Dead reckoning: Canadas national cemetery is bringing truth about residential schools to light
In June 2008, the day before then prime minister Stephen Harper stood in the House of Commons to deliver an apology to survivors of Canada's residential school system, Cindy Blackstock knelt beside a simple gravestone in a peaceful corner of Ottawa's Beechwood Cemetery.
There lay Dr. Peter Henderson Bryce, who, in a 1907 report to his bosses at the Department of Indian Affairs, warned of atrocious health conditions at residential schools in Western Canada, where the mortality rate among the Indigenous children was shockingly high, largely due to tuberculosis.

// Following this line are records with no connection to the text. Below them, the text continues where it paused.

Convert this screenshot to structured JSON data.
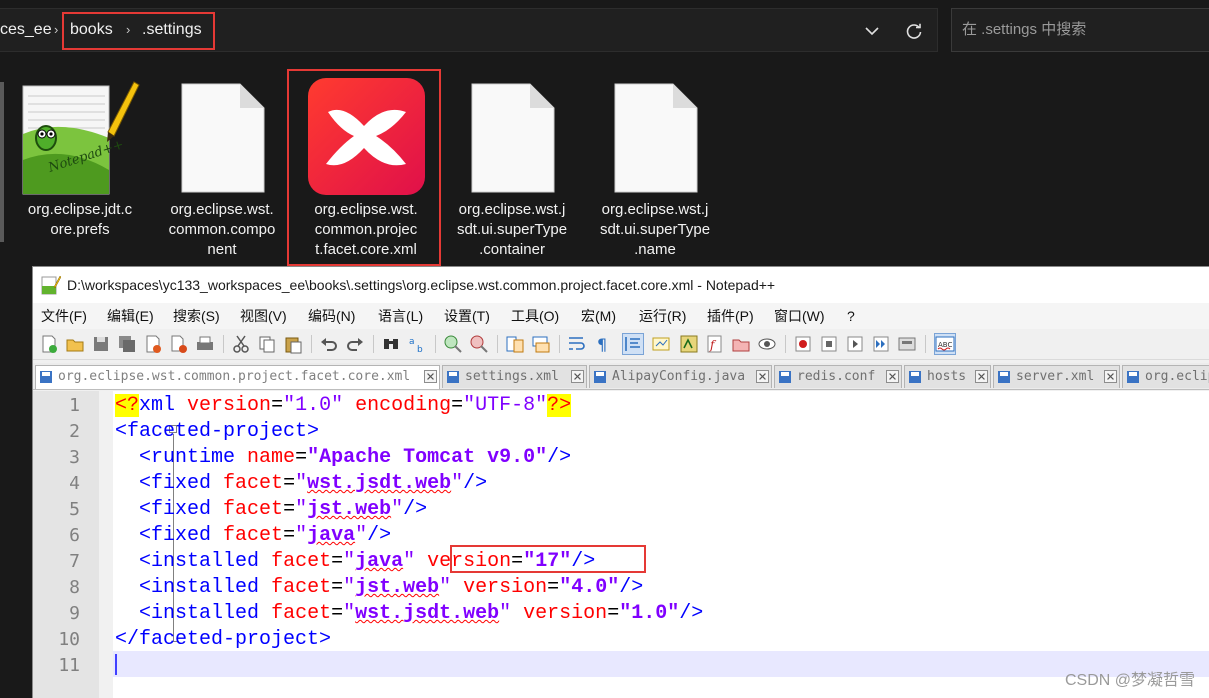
{
  "explorer": {
    "breadcrumbs": [
      "ces_ee",
      "books",
      ".settings"
    ],
    "search_placeholder": "在 .settings 中搜索",
    "files": [
      {
        "name": "org.eclipse.jdt.core.prefs",
        "icon": "notepadpp-file-icon"
      },
      {
        "name": "org.eclipse.wst.common.component",
        "icon": "blank-file-icon"
      },
      {
        "name": "org.eclipse.wst.common.project.facet.core.xml",
        "icon": "xmind-file-icon"
      },
      {
        "name": "org.eclipse.wst.jsdt.ui.superType.container",
        "icon": "blank-file-icon"
      },
      {
        "name": "org.eclipse.wst.jsdt.ui.superType.name",
        "icon": "blank-file-icon"
      }
    ],
    "filename_lines": [
      [
        "org.eclipse.jdt.c",
        "ore.prefs"
      ],
      [
        "org.eclipse.wst.",
        "common.compo",
        "nent"
      ],
      [
        "org.eclipse.wst.",
        "common.projec",
        "t.facet.core.xml"
      ],
      [
        "org.eclipse.wst.j",
        "sdt.ui.superType",
        ".container"
      ],
      [
        "org.eclipse.wst.j",
        "sdt.ui.superType",
        ".name"
      ]
    ]
  },
  "notepad": {
    "title": "D:\\workspaces\\yc133_workspaces_ee\\books\\.settings\\org.eclipse.wst.common.project.facet.core.xml - Notepad++",
    "menu": [
      "文件(F)",
      "编辑(E)",
      "搜索(S)",
      "视图(V)",
      "编码(N)",
      "语言(L)",
      "设置(T)",
      "工具(O)",
      "宏(M)",
      "运行(R)",
      "插件(P)",
      "窗口(W)",
      "?"
    ],
    "tabs": [
      "org.eclipse.wst.common.project.facet.core.xml",
      "settings.xml",
      "AlipayConfig.java",
      "redis.conf",
      "hosts",
      "server.xml",
      "org.eclipse"
    ],
    "line_numbers": [
      "1",
      "2",
      "3",
      "4",
      "5",
      "6",
      "7",
      "8",
      "9",
      "10",
      "11"
    ],
    "code": {
      "l1": {
        "decl_open": "<?",
        "tag": "xml",
        "a1": "version",
        "v1": "\"1.0\"",
        "a2": "encoding",
        "v2": "\"UTF-8\"",
        "decl_close": "?>"
      },
      "l2": {
        "open": "<faceted-project>"
      },
      "l3": {
        "tag": "<runtime",
        "a1": "name",
        "v1": "\"Apache Tomcat v9.0\"",
        "end": "/>"
      },
      "l4": {
        "tag": "<fixed",
        "a1": "facet",
        "v1": "wst.jsdt.web",
        "end": "/>"
      },
      "l5": {
        "tag": "<fixed",
        "a1": "facet",
        "v1": "jst.web",
        "end": "/>"
      },
      "l6": {
        "tag": "<fixed",
        "a1": "facet",
        "v1": "java",
        "end": "/>"
      },
      "l7": {
        "tag": "<installed",
        "a1": "facet",
        "v1": "java",
        "a2": "version",
        "v2": "\"17\"",
        "end": "/>"
      },
      "l8": {
        "tag": "<installed",
        "a1": "facet",
        "v1": "jst.web",
        "a2": "version",
        "v2": "\"4.0\"",
        "end": "/>"
      },
      "l9": {
        "tag": "<installed",
        "a1": "facet",
        "v1": "wst.jsdt.web",
        "a2": "version",
        "v2": "\"1.0\"",
        "end": "/>"
      },
      "l10": {
        "close": "</faceted-project>"
      }
    }
  },
  "watermark": "CSDN @梦凝哲雪",
  "colors": {
    "highlight": "#e53935",
    "xml_tag": "#0000ff",
    "xml_attr": "#ff0000",
    "xml_string": "#8000ff"
  }
}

What's more, Bryce suspected the church-run schools were failing to disclose the true extent of the tragedy. Indian Affairs ignored his warnings, and in 1921, Bryce was forced into retirement. But he didn't sit idle. The following year, Bryce published a version of the report himself, with the unmistakably censorious title The Story of a National Crime. He died a decade later.